Hundreds Killed in "Chemical Weapon" Attack in Syria

Hundreds are said to be dead after what anti-regime activists in Syria are calling a government "poisonous gas" attack near Damascus. According to the rebels, forces loyal to President Bashar al-Assad fired "rockets with poisonous gas heads" in the outskirts and suburbs of the Syrian city.

Reports of deaths range from 100 to close to 800. If attack is confirmed, Wednesday's events would be the most violent since March 19, when 30 people were killed—an incident that Assad's regime and the rebels blamed on one another.

The Syrian government said that the allegations about Wednesday's poisonous gas attacks were false. Chemical weapons inspectors from the UN are in Syria investigating claims that chemical weapons have been used by both sides in this civil war.

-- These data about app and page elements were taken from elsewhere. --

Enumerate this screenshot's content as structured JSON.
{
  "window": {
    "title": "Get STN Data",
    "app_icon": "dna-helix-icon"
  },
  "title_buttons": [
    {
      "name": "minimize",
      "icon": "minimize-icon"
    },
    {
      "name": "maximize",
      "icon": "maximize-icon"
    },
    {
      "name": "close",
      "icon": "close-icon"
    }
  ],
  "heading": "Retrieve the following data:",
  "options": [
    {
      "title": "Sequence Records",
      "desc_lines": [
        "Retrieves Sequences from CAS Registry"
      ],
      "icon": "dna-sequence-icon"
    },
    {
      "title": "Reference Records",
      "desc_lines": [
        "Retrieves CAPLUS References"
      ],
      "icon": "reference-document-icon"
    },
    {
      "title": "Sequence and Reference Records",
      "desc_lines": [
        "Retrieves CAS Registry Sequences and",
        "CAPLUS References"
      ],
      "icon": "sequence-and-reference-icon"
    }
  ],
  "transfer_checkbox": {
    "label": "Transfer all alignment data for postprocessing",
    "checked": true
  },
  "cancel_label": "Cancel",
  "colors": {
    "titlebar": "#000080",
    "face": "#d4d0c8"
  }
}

The UK-based group, Syrian Observatory for Human Rights, says that they have documented at least 100 deaths after the attack on Wednesday. They say that shelling was violent, and couldn't confirm whether the deaths were from the shelling or toxic gas. The Local Coordination Committees estimate that a number closer to 800 were killed on Wednesday.

Horrific footage emerged yesterday on YouTube, showing activists, children, and other victims having convulsions, struggling to move and breathe. A nurse at a Duma medical facility, Bayan Baker, told Reuters: "Many of the casualties are women and children. They arrived with their pupils dilated, cold limbs and foam in their mouths." While the footage has not been fully authenticated, most sources indicate that the videos are genuine.

Britain's Foreign Secretary William Hague was one of the first international leaders to speak about the reports, saying that if they were verified, "it would mark a shocking escalation in the use of chemical weapons in Syria."

Unrest and uprisings began in Syria in early 2011. Since then, over 100,000 people have been killed in the civil war.

[image of Syrian refugees crossing into Iraq, via AP]